# Goal of the exercise
From the first line to the last, give the data again exactly.

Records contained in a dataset
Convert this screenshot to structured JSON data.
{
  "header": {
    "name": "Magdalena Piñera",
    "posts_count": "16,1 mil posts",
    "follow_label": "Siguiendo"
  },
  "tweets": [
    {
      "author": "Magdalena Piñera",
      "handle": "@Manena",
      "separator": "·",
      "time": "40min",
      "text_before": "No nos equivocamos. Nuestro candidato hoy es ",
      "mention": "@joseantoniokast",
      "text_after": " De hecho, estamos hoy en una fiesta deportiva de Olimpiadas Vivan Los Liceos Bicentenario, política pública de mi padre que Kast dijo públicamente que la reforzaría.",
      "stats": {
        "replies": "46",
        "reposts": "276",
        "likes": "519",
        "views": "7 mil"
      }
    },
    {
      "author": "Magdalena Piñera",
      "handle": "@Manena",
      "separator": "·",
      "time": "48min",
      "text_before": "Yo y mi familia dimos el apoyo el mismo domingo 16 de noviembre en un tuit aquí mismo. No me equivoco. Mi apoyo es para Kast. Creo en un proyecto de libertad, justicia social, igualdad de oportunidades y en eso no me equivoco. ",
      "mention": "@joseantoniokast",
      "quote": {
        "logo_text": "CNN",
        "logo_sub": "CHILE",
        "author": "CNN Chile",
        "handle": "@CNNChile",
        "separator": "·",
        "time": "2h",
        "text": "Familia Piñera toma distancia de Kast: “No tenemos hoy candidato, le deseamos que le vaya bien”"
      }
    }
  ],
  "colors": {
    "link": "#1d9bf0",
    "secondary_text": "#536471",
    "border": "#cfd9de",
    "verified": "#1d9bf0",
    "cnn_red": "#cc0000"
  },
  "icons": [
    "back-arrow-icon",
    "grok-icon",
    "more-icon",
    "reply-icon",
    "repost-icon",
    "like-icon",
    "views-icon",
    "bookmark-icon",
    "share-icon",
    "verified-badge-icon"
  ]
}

# Finished task
Convert this screenshot to structured JSON data.
{
  "header": {
    "name": "Magdalena Piñera",
    "posts_count": "16,1 mil posts",
    "follow_label": "Siguiendo"
  },
  "tweets": [
    {
      "author": "Magdalena Piñera",
      "handle": "@Manena",
      "separator": "·",
      "time": "40min",
      "text_before": "No nos equivocamos. Nuestro candidato hoy es ",
      "mention": "@joseantoniokast",
      "text_after": " De hecho, estamos hoy en una fiesta deportiva de Olimpiadas Vivan Los Liceos Bicentenario, política pública de mi padre que Kast dijo públicamente que la reforzaría.",
      "stats": {
        "replies": "46",
        "reposts": "276",
        "likes": "519",
        "views": "7 mil"
      }
    },
    {
      "author": "Magdalena Piñera",
      "handle": "@Manena",
      "separator": "·",
      "time": "48min",
      "text_before": "Yo y mi familia dimos el apoyo el mismo domingo 16 de noviembre en un tuit aquí mismo. No me equivoco. Mi apoyo es para Kast. Creo en un proyecto de libertad, justicia social, igualdad de oportunidades y en eso no me equivoco. ",
      "mention": "@joseantoniokast",
      "quote": {
        "logo_text": "CNN",
        "logo_sub": "CHILE",
        "author": "CNN Chile",
        "handle": "@CNNChile",
        "separator": "·",
        "time": "2h",
        "text": "Familia Piñera toma distancia de Kast: “No tenemos hoy candidato, le deseamos que le vaya bien”"
      }
    }
  ],
  "colors": {
    "link": "#1d9bf0",
    "secondary_text": "#536471",
    "border": "#cfd9de",
    "verified": "#1d9bf0",
    "cnn_red": "#cc0000"
  },
  "icons": [
    "back-arrow-icon",
    "grok-icon",
    "more-icon",
    "reply-icon",
    "repost-icon",
    "like-icon",
    "views-icon",
    "bookmark-icon",
    "share-icon",
    "verified-badge-icon"
  ]
}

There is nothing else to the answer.